__DATASET EXCERPTS__:

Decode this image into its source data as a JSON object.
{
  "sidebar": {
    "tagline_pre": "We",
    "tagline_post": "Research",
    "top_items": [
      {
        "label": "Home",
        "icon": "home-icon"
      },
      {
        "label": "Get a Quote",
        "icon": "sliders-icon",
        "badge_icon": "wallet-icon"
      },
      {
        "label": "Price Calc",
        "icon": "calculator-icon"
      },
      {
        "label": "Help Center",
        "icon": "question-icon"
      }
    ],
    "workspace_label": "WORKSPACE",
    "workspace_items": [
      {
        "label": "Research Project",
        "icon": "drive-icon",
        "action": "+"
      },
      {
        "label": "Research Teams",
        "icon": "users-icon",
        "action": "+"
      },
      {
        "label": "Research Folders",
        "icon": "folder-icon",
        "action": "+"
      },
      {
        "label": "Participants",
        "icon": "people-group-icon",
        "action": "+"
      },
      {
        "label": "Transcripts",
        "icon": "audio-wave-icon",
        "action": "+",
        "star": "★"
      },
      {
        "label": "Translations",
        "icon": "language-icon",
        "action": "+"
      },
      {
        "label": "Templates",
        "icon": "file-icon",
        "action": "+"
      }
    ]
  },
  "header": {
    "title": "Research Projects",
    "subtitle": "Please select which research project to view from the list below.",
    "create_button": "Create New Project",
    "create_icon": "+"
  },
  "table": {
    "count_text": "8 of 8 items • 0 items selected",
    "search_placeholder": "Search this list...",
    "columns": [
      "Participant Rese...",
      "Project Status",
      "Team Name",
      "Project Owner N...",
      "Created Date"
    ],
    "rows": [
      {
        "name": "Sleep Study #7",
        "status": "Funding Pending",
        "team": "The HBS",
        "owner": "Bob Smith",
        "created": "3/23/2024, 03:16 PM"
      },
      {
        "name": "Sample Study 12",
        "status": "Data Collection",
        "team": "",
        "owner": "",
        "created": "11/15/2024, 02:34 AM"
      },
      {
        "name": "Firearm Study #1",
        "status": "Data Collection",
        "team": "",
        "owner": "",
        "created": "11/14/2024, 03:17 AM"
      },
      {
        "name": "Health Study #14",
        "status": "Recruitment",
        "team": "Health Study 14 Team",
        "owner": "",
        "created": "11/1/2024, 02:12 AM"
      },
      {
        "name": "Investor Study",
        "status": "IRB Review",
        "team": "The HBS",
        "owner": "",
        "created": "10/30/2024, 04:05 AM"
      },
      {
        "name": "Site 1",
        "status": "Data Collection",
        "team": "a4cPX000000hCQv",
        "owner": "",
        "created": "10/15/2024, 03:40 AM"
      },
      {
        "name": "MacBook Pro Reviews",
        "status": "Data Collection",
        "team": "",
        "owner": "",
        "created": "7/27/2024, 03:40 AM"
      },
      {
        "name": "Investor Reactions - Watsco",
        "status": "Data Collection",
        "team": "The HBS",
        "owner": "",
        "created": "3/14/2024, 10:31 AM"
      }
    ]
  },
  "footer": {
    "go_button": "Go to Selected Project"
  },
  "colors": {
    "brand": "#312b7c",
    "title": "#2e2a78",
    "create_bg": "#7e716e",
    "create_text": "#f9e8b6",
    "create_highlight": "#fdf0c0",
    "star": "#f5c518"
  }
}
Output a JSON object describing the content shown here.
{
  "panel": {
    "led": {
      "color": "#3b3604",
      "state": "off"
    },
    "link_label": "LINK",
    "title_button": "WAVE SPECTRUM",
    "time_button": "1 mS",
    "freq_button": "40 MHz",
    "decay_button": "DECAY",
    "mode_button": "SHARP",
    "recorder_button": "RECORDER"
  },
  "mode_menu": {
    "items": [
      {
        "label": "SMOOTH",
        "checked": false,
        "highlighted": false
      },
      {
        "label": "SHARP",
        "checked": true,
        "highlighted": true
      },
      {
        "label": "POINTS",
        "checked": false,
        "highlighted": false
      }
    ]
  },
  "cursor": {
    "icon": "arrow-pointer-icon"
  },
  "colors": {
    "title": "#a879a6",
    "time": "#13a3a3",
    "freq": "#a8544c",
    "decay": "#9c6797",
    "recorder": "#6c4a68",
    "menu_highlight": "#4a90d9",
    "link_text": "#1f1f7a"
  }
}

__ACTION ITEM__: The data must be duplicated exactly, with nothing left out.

__PROBLEM SOLUTION__:
Decode this image into its source data as a JSON object.
{
  "sidebar": {
    "tagline_pre": "We",
    "tagline_post": "Research",
    "top_items": [
      {
        "label": "Home",
        "icon": "home-icon"
      },
      {
        "label": "Get a Quote",
        "icon": "sliders-icon",
        "badge_icon": "wallet-icon"
      },
      {
        "label": "Price Calc",
        "icon": "calculator-icon"
      },
      {
        "label": "Help Center",
        "icon": "question-icon"
      }
    ],
    "workspace_label": "WORKSPACE",
    "workspace_items": [
      {
        "label": "Research Project",
        "icon": "drive-icon",
        "action": "+"
      },
      {
        "label": "Research Teams",
        "icon": "users-icon",
        "action": "+"
      },
      {
        "label": "Research Folders",
        "icon": "folder-icon",
        "action": "+"
      },
      {
        "label": "Participants",
        "icon": "people-group-icon",
        "action": "+"
      },
      {
        "label": "Transcripts",
        "icon": "audio-wave-icon",
        "action": "+",
        "star": "★"
      },
      {
        "label": "Translations",
        "icon": "language-icon",
        "action": "+"
      },
      {
        "label": "Templates",
        "icon": "file-icon",
        "action": "+"
      }
    ]
  },
  "header": {
    "title": "Research Projects",
    "subtitle": "Please select which research project to view from the list below.",
    "create_button": "Create New Project",
    "create_icon": "+"
  },
  "table": {
    "count_text": "8 of 8 items • 0 items selected",
    "search_placeholder": "Search this list...",
    "columns": [
      "Participant Rese...",
      "Project Status",
      "Team Name",
      "Project Owner N...",
      "Created Date"
    ],
    "rows": [
      {
        "name": "Sleep Study #7",
        "status": "Funding Pending",
        "team": "The HBS",
        "owner": "Bob Smith",
        "created": "3/23/2024, 03:16 PM"
      },
      {
        "name": "Sample Study 12",
        "status": "Data Collection",
        "team": "",
        "owner": "",
        "created": "11/15/2024, 02:34 AM"
      },
      {
        "name": "Firearm Study #1",
        "status": "Data Collection",
        "team": "",
        "owner": "",
        "created": "11/14/2024, 03:17 AM"
      },
      {
        "name": "Health Study #14",
        "status": "Recruitment",
        "team": "Health Study 14 Team",
        "owner": "",
        "created": "11/1/2024, 02:12 AM"
      },
      {
        "name": "Investor Study",
        "status": "IRB Review",
        "team": "The HBS",
        "owner": "",
        "created": "10/30/2024, 04:05 AM"
      },
      {
        "name": "Site 1",
        "status": "Data Collection",
        "team": "a4cPX000000hCQv",
        "owner": "",
        "created": "10/15/2024, 03:40 AM"
      },
      {
        "name": "MacBook Pro Reviews",
        "status": "Data Collection",
        "team": "",
        "owner": "",
        "created": "7/27/2024, 03:40 AM"
      },
      {
        "name": "Investor Reactions - Watsco",
        "status": "Data Collection",
        "team": "The HBS",
        "owner": "",
        "created": "3/14/2024, 10:31 AM"
      }
    ]
  },
  "footer": {
    "go_button": "Go to Selected Project"
  },
  "colors": {
    "brand": "#312b7c",
    "title": "#2e2a78",
    "create_bg": "#7e716e",
    "create_text": "#f9e8b6",
    "create_highlight": "#fdf0c0",
    "star": "#f5c518"
  }
}
Output a JSON object describing the content shown here.
{
  "panel": {
    "led": {
      "color": "#3b3604",
      "state": "off"
    },
    "link_label": "LINK",
    "title_button": "WAVE SPECTRUM",
    "time_button": "1 mS",
    "freq_button": "40 MHz",
    "decay_button": "DECAY",
    "mode_button": "SHARP",
    "recorder_button": "RECORDER"
  },
  "mode_menu": {
    "items": [
      {
        "label": "SMOOTH",
        "checked": false,
        "highlighted": false
      },
      {
        "label": "SHARP",
        "checked": true,
        "highlighted": true
      },
      {
        "label": "POINTS",
        "checked": false,
        "highlighted": false
      }
    ]
  },
  "cursor": {
    "icon": "arrow-pointer-icon"
  },
  "colors": {
    "title": "#a879a6",
    "time": "#13a3a3",
    "freq": "#a8544c",
    "decay": "#9c6797",
    "recorder": "#6c4a68",
    "menu_highlight": "#4a90d9",
    "link_text": "#1f1f7a"
  }
}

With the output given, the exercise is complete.